Drop by the campuses of Toronto’s big business schools these days and there is a distinct flair of Latin America in the air, reported the Toronto Star Sept. 20 in a special section called The World of MBA. Recruiting drives in Mexico, Brazil, Peru, Argentina and Columbia – plus fast-growing interest in forging an international career among Latino students – have resulted in surging enrolment at both York University’s Schulich School of Business and the University of Toronto’s Rotman School of Management. Charmaine Courtis, executive director of Schulich’s student services & international relations, says just three years ago a student from Latin America was a rarity. In 2006-07, they accounted for seven per cent of the incoming class.

Also in the World of MBA section:

  • A photo of Cameron Graham, accounting professor at Schulich School of Business, with an attentive MBA class.
  • The QS World MBA Tour visits the Metro Toronto Convention Centre Sunday and features three afternoon seminars, with staff from several schools including York’s Schulich School of Business.

PhD student investigates the Tom Thomson mystery

The Toronto Star highlighted the research of York PhD candidate Gregory Klages in its Deep Thoughts column Sept. 20:
      Program: Year six of a PhD in York/Ryerson joint graduate program in communication and culture 
      Project: Death on a Painted Lake: The Tom Thomson Tragedy, part of the Great Unsolved Mysteries in Canadian History initiative 
      The mystery: Ninety years after Canadian landscape painter Tom Thomson disappeared at Canoe Lake in Algonquin Park on July 8, 1917, people are still trying to piece together the circumstances of his death. Klages is one of them. "The Thomson mystery had been something in the back of my mind as an interesting episode in Canadian history," says the York University student. The lure is the unsolved, untimely death of a colourful figure – Thomson kept painting instead of participating in World War I and he was known to enjoy a drink.

York study bolsters efforts to woo student voters

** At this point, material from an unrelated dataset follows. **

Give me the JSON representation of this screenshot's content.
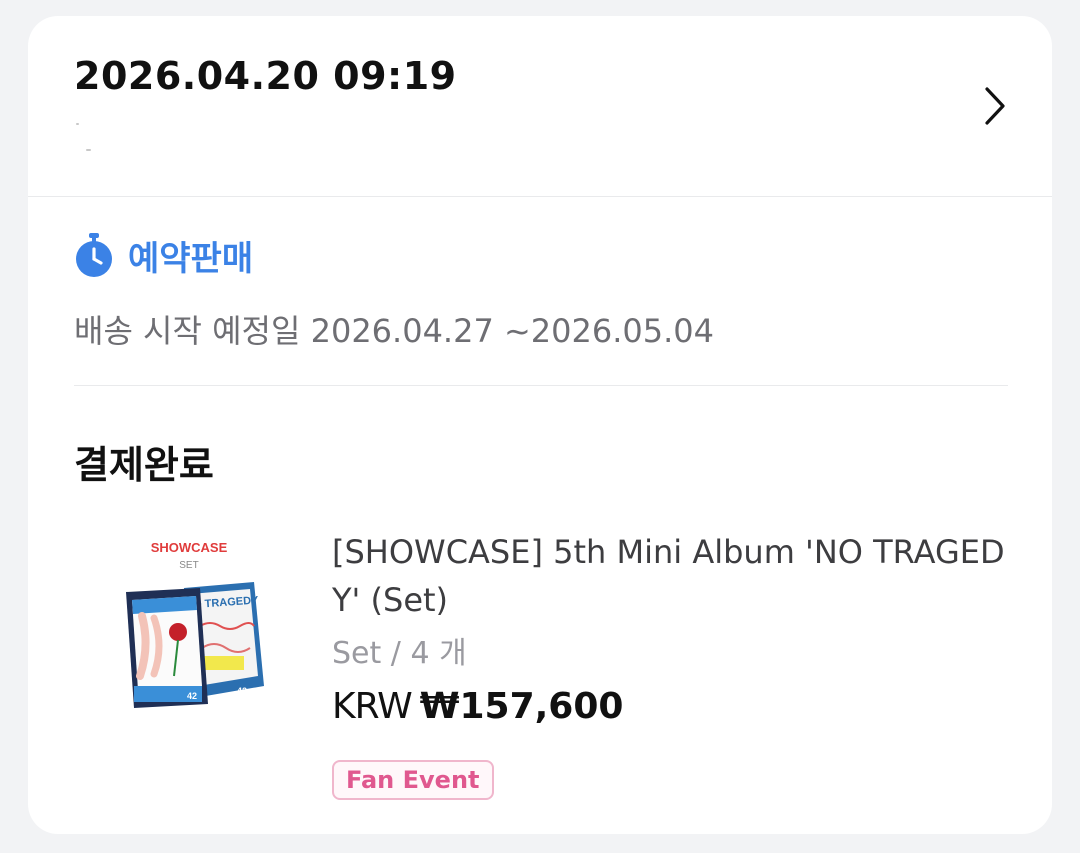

A Liberal party suggestion to set up polling stations at all postsecondary institutions to boost the participation of young voters isn’t a bad idea, but is unfeasible for the upcoming provincial election, said Saskatchewan’s chief electoral officer Wednesday, reported The Leader-Post in Regina and The StarPhoenix in Saskatoon Sept. 20. Liberal Leader David Karwacki said he would like to work with Elections Saskatchewan to put polling stations on all campuses this time around. Karwacki said efforts have to be made to improve voter turnout among people aged 18 to 25, which a recent York University study estimated was 27 per cent in the 2006 federal election.

 Sudbury starting point for silver screen road trip by York grad

Sudburians can look forward to seeing local landmarks on the screen this weekend as a feature, shot in part in Sudbury, prepares for its world premiere at Cinefest Sudbury, reported the Sudbury Star Sept. 20. Adam Santangelo‘s Half A Person is a dramedy about two friends who have grown too close for comfort and decide to road trip from their hometown to Toronto. Along the way the boys – one gay, one straight – encounter all sorts of trouble and life-altering experiences.

"Basically, it’s a feature we shot for a micro-budget of about $10,000, which came out of my bank account," says Santangelo, who is the film’s writer, director and producer. Half A Person marks Santangelo’s filmmaking debut. The 30-year-old earned a BA in English and creative writing from York in 2000.

On air

  • York’s Smart Commute Program project director Ryan Lanyon talked about car pooling on "Focus 980" on CFPL-AM in London, Ont., Sept. 19.